What the exercise asks:
Where a line holds the word "drawable", copy that line from the data below.

--- START ---

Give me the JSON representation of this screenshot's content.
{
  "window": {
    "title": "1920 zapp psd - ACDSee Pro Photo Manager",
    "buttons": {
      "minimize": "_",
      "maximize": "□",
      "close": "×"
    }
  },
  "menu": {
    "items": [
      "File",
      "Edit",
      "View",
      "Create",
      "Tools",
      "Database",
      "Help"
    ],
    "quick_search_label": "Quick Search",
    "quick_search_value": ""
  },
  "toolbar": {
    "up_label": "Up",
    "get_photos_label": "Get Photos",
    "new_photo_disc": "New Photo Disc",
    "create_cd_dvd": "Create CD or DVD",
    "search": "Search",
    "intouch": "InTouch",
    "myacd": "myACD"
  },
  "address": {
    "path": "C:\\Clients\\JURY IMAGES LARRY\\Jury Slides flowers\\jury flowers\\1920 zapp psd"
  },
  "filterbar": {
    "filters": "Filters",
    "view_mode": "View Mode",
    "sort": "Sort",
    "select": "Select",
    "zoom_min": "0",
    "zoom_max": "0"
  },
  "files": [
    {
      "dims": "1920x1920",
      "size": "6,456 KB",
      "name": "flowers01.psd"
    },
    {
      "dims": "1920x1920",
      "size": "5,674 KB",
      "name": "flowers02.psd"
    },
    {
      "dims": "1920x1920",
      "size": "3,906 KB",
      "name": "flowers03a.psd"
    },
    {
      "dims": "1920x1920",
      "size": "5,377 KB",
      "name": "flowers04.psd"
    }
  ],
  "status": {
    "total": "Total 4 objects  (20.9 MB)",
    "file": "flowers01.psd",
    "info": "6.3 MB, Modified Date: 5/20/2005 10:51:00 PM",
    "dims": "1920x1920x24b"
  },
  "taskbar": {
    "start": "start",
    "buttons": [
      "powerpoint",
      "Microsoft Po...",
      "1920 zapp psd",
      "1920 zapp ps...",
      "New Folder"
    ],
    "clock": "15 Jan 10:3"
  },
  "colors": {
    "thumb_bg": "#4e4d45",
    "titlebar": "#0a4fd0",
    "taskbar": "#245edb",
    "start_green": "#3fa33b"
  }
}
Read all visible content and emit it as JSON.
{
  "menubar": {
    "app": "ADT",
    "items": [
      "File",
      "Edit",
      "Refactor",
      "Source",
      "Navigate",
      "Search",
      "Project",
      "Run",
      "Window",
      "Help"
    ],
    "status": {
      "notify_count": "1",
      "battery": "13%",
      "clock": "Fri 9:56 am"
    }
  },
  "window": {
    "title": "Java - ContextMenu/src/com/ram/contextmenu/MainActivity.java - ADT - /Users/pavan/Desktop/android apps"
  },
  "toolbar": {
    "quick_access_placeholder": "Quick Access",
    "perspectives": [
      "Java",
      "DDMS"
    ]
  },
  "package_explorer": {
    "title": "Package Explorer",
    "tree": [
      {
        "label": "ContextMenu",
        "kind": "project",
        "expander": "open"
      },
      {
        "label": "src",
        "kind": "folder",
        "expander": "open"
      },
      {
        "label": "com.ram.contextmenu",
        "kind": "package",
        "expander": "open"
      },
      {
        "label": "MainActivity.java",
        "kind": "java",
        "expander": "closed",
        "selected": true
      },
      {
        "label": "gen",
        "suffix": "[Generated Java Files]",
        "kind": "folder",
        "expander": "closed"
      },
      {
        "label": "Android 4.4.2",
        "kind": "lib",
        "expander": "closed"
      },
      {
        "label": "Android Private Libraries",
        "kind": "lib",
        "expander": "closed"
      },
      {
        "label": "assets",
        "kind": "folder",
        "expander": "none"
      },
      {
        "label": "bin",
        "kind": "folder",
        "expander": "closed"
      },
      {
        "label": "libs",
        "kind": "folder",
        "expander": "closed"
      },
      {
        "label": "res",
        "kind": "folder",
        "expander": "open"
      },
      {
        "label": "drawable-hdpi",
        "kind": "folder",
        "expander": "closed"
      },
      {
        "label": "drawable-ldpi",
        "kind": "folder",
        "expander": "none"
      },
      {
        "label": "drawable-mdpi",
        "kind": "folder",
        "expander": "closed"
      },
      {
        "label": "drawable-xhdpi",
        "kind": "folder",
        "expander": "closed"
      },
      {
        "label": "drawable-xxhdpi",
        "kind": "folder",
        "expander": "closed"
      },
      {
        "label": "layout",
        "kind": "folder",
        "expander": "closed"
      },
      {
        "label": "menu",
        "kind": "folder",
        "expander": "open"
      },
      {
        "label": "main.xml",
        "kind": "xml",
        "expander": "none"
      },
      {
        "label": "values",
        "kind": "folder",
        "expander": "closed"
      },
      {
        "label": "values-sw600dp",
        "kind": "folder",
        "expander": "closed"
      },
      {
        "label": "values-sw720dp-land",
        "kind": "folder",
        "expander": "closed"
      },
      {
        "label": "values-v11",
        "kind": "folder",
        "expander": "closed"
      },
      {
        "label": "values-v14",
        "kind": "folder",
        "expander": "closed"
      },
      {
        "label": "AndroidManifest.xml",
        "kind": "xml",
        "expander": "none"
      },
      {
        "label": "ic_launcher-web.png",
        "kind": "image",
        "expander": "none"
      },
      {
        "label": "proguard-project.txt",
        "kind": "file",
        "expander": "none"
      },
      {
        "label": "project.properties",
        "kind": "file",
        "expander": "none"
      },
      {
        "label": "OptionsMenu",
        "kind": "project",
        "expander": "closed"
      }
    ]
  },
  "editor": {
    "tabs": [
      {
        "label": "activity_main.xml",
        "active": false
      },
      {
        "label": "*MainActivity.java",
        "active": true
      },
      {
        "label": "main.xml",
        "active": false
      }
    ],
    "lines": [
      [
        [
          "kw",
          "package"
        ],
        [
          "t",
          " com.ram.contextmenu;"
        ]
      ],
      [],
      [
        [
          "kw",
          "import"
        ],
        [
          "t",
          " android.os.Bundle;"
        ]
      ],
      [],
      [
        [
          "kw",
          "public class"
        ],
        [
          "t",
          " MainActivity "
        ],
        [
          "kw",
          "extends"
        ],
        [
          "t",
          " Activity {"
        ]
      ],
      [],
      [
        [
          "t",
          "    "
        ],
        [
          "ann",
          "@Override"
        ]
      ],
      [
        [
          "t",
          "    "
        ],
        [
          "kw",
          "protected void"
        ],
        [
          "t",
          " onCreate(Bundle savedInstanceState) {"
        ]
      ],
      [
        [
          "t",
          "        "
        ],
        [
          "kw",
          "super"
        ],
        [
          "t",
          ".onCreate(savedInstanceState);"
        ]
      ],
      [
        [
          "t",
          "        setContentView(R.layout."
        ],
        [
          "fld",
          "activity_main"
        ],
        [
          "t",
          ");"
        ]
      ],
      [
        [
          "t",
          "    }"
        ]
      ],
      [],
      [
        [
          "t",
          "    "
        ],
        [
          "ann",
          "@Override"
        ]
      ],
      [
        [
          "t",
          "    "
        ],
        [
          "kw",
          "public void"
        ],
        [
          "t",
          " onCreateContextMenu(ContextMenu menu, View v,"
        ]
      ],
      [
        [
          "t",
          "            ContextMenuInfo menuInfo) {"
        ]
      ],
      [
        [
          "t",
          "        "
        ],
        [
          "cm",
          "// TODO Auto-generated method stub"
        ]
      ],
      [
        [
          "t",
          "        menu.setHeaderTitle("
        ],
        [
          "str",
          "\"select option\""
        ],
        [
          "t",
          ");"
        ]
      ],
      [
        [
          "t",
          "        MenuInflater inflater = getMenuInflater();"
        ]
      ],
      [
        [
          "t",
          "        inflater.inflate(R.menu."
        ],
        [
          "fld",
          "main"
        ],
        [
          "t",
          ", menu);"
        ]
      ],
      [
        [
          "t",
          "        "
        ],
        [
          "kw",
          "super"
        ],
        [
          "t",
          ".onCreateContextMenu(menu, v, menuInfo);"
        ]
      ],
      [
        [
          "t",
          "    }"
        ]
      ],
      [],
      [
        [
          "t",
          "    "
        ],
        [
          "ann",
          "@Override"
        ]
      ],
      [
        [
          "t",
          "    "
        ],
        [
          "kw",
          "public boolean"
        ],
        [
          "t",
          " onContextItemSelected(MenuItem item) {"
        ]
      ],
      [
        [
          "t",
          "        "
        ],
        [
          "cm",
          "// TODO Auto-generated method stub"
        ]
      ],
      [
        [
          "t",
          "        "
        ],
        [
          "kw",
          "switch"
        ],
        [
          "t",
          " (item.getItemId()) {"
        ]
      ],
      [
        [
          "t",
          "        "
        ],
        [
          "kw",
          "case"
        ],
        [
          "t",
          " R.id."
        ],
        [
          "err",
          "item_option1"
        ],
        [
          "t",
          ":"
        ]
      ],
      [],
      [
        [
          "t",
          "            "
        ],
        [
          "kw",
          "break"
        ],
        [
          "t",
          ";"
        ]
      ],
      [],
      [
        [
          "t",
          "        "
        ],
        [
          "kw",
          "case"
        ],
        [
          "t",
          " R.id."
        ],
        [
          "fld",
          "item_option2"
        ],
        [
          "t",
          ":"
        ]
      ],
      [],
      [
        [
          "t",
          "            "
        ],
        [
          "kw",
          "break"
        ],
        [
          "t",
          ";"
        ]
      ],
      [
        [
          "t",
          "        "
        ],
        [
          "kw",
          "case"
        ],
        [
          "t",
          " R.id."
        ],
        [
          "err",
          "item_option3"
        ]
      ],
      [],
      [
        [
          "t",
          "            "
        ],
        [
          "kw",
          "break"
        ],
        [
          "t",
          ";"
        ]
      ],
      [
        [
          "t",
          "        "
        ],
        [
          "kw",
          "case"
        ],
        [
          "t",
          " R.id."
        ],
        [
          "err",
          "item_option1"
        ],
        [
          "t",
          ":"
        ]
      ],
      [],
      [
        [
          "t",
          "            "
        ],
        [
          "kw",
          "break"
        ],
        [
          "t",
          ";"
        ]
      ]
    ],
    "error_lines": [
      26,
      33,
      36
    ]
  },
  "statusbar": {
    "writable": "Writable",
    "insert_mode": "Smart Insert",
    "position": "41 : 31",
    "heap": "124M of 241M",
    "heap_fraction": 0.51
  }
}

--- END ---

Exercise output:
        "label": "drawable-hdpi",
        "label": "drawable-ldpi",
        "label": "drawable-mdpi",
        "label": "drawable-xhdpi",
        "label": "drawable-xxhdpi",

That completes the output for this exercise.